So what's the problem?

Well, for the first, take a look at this photo of the event; particularly, count the number of people you see in costume.

Not many. And that's the issue -- more people are coming for reasons other than to show off their costumes and enjoy Halloween. It's not necessarily a bad thing when it's just a few straight and other people who come out to enjoy the costumes and share in the spirit; however, what is becoming obvious is that it's rapidly become an excuse for a lot of people to get together, get drunk, and with their inhibitions lowered, start gangbanging. Worse, it's rapidly spilling over into the Saturday night informal celebrations that most gays have started frequenting instead -- as was made abundantly clear when about eight street toughs taunted my husband and I with calls of "faggot, faggot", said they would "kick our ass", and followed us for a block, flinging epithets.

Thirty-two years in the buckles of the Bible Belt, and I had to come to San Francisco to get gaybashed.

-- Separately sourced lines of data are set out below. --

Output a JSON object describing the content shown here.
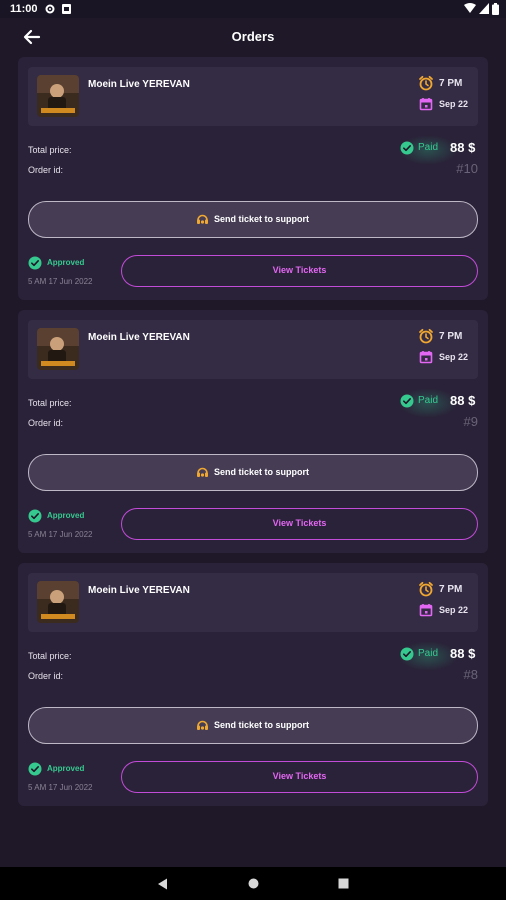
{
  "status_bar": {
    "time": "11:00"
  },
  "app_bar": {
    "title": "Orders"
  },
  "colors": {
    "accent_pink": "#e267f2",
    "success_green": "#35c98f",
    "icon_orange": "#f0a830"
  },
  "orders": [
    {
      "event_title": "Moein Live YEREVAN",
      "time": "7 PM",
      "date": "Sep 22",
      "total_label": "Total price:",
      "paid_label": "Paid",
      "price": "88 $",
      "order_label": "Order id:",
      "order_id": "#10",
      "support_label": "Send ticket to support",
      "status": "Approved",
      "status_date": "5 AM   17 Jun 2022",
      "view_label": "View Tickets"
    },
    {
      "event_title": "Moein Live YEREVAN",
      "time": "7 PM",
      "date": "Sep 22",
      "total_label": "Total price:",
      "paid_label": "Paid",
      "price": "88 $",
      "order_label": "Order id:",
      "order_id": "#9",
      "support_label": "Send ticket to support",
      "status": "Approved",
      "status_date": "5 AM   17 Jun 2022",
      "view_label": "View Tickets"
    },
    {
      "event_title": "Moein Live YEREVAN",
      "time": "7 PM",
      "date": "Sep 22",
      "total_label": "Total price:",
      "paid_label": "Paid",
      "price": "88 $",
      "order_label": "Order id:",
      "order_id": "#8",
      "support_label": "Send ticket to support",
      "status": "Approved",
      "status_date": "5 AM   17 Jun 2022",
      "view_label": "View Tickets"
    }
  ]
}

The second issue, though, is the fruitcake ideology that so many in the City push which makes its way into our governance system -- and, while it ostensibly seeks to reduce crime, actually encourages it.

For instance, the Halloween celebration has become a major, if not the main issue, in the race for the office of city supervisor, District 8, which represents the Castro. Current Supervisor Bevan Dufty has repeatedly pushed for heightened security, tightened venues, increased police presence, and measures taken to limit the amount of time people spend out in the street; he has also recommended that the event be moved out of the Castro, which is a mixed residential and light retail district, to Union Square or the Embarcadero, both of which are primarily commercial and used for large events.

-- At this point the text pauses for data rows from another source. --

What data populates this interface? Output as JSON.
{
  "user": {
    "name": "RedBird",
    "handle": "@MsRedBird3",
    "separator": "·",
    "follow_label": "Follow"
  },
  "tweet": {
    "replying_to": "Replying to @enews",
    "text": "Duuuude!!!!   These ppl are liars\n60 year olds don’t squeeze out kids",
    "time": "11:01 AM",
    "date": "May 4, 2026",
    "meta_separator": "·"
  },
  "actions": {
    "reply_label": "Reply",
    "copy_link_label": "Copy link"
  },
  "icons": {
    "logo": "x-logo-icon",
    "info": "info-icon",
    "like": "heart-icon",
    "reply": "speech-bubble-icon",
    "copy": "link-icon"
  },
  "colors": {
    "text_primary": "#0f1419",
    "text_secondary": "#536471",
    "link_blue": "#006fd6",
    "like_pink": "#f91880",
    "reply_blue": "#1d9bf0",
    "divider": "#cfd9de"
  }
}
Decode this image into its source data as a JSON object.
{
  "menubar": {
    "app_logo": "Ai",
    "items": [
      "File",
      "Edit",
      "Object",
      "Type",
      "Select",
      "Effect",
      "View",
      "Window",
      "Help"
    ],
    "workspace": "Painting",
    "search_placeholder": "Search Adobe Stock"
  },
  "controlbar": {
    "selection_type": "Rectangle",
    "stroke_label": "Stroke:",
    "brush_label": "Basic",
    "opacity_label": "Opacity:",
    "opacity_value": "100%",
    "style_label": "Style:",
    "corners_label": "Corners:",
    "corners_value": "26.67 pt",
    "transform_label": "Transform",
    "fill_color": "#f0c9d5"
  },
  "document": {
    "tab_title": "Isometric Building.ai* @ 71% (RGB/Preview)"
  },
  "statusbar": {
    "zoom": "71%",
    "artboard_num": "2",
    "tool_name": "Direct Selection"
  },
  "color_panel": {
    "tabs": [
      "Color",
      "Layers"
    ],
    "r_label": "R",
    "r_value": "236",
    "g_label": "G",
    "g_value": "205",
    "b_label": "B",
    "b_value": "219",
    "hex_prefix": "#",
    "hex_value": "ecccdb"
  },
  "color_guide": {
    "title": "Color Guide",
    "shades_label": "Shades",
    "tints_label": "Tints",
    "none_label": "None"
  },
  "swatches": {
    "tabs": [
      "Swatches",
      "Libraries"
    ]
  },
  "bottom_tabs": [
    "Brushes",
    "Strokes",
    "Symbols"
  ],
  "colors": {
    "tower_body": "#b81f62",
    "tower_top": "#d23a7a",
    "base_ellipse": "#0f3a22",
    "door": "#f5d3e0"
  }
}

His primary competitor, Alix Rosenthal, whose platform consists primarily of accusing Dufty of being too conservative, had this to say:

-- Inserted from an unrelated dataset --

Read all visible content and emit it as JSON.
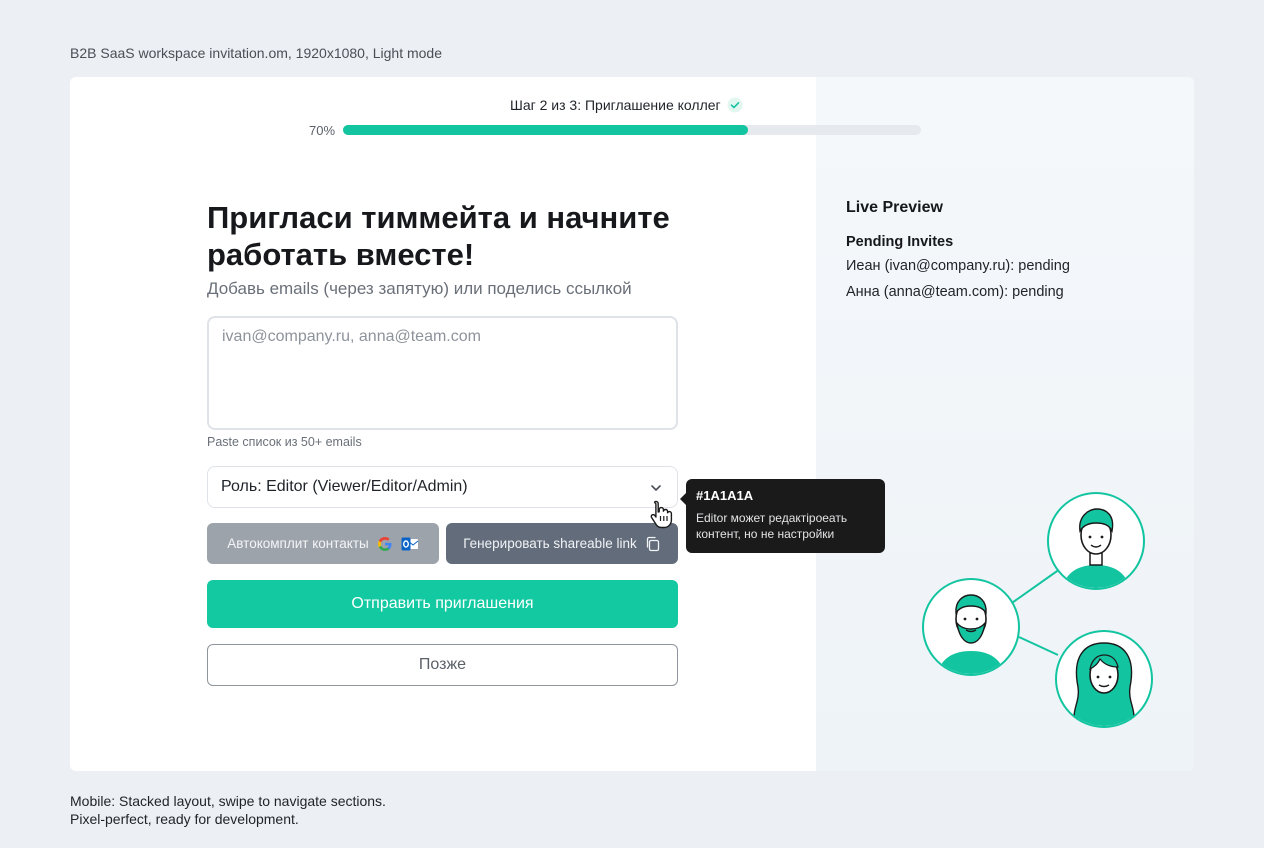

Tuesday's event will mark the one-week countdown to election day, and the issue of Halloween in the Castro has become a central issue in Dufty's re-election campaign. His main challenger, Alix Rosenthal, has said Dufty is slowly draining the fun out of the neighborhood.........

She said shutting the event down at 10:30 p.m. -- the time many partyers are arriving at the event -- will only anger people and encourage them to hang out in surrounding areas and perhaps cause trouble. Having just one entertainment stage will further compound the problem, she said.

"When people get bored is when they start gay bashing or committing acts of property damage," she said, noting that a parade or some other form of entertainment would keep people happily distracted.

With all due respect, distraction is something you do to toddlers. It stretches the bounds of credibility to believe that the reason teenagers and adults are committing acts of violence at these events are because they're not being entertained every second -- especially given San Francisco's history of assaults and homicides at events, parks, and community centers. Furthermore, San Francisco is a veritable embarras de richesse of nightlife, bars, clubs, theaters, porn shops, arcades, and options for people with nothing to do; why should taxpayers be required to shell out for more in order to prevent flying bullets or arson?

But that's the "progressive" mentality; it's not the fault of the perpetrators of violence, nor should they be punished. It wasn't the fault of those kids that they were gaybashing and threatening my husband and me; they were bored. It wasn't the fault of the thief that kicked down the door and broke into my husband's nephew's apartment last night and stole his wife's heirloom necklace; it was their fault for having nice things in a not-so-nice neighborhood. Everything will be peachy-keen if we just keep pumping more money into the supervisors' re-election slush funds community grant programs and put more restrictions on the police and things like security cameras to foster "good relationships" and "protect privacy".

And they wonder why more and more San Franciscans are starting to ironically refer to the City, channeling the late Herb Caen, as "Baghdad by the Bay".

But one thing's for certain; "Baghdad's" Halloween celebration is no longer welcome in our neighborhood.